“Stanley Crouch was a titanic and totemic figure from the last half a century of jazz criticism, jazz promotion and jazz scholarship,” said South African author, critic and essayist Bongani Madondo.

Crouch met trumpeter Wynton Marsalis when he was a teenage student at Juilliard School. It was there Crouch became his friend and mentor. When the concept surrounding a jazz institution at Lincoln Center began to sprout, it was Marsalis and Crouch as his artistic consultant who pushed the Black aesthetic and tradition of Duke Ellington and Louis Armstrong, playing a significant role in establishing the centerpiece of Jazz at Lincoln Center.

I became friends with Crouch while constantly seeing him in NYC jazz clubs; casual conversation led to exchanging contact information. Just emailing Crouch put me in a cloud. We became friends and I considered him a mentor. The way he talked, his mannerisms, his precise knowledge of the music and connecting it all together was outrageous. The way he ended each email with “Victory Is Assured” was the hippest. It wasn’t until this week while reading the pianist/composer Ethan Iverson’s obituary noting how Crouch signed every correspondence with his trademark “V.I.A.” that it dawned on me I was part of the circle. Those three words are very caring and thoughtful, “V.I.A.” forever.
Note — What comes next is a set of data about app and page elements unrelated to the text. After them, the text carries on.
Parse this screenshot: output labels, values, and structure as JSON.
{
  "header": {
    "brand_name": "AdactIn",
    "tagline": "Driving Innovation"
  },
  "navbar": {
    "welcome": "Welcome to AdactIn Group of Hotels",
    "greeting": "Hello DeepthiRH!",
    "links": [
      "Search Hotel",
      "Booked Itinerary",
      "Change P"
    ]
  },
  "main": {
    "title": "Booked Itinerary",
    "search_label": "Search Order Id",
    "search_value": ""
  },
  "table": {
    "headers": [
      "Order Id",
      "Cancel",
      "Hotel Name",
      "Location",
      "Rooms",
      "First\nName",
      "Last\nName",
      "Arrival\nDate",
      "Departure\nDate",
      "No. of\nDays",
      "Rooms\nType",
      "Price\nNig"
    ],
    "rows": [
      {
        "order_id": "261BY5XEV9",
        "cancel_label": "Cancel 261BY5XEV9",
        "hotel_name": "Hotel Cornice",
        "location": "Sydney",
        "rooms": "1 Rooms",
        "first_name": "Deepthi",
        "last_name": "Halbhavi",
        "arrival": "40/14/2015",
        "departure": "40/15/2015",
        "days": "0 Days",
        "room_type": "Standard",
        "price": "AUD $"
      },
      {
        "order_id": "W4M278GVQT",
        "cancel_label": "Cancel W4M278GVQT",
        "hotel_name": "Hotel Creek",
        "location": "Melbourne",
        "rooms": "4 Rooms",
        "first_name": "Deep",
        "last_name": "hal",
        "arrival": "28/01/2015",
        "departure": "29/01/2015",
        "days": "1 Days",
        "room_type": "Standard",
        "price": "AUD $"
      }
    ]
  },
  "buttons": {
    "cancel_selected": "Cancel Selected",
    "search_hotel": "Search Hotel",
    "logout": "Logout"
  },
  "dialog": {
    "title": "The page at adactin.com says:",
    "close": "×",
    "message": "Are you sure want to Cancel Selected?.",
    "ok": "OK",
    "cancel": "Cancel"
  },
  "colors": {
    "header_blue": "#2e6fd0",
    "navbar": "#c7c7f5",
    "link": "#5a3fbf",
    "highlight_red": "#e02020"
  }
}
Stanley you left a lot for us to ponder as we groove on.

In addition to his wife and his daughter, Gaia Scott-Crouch, he is survived by a granddaughter.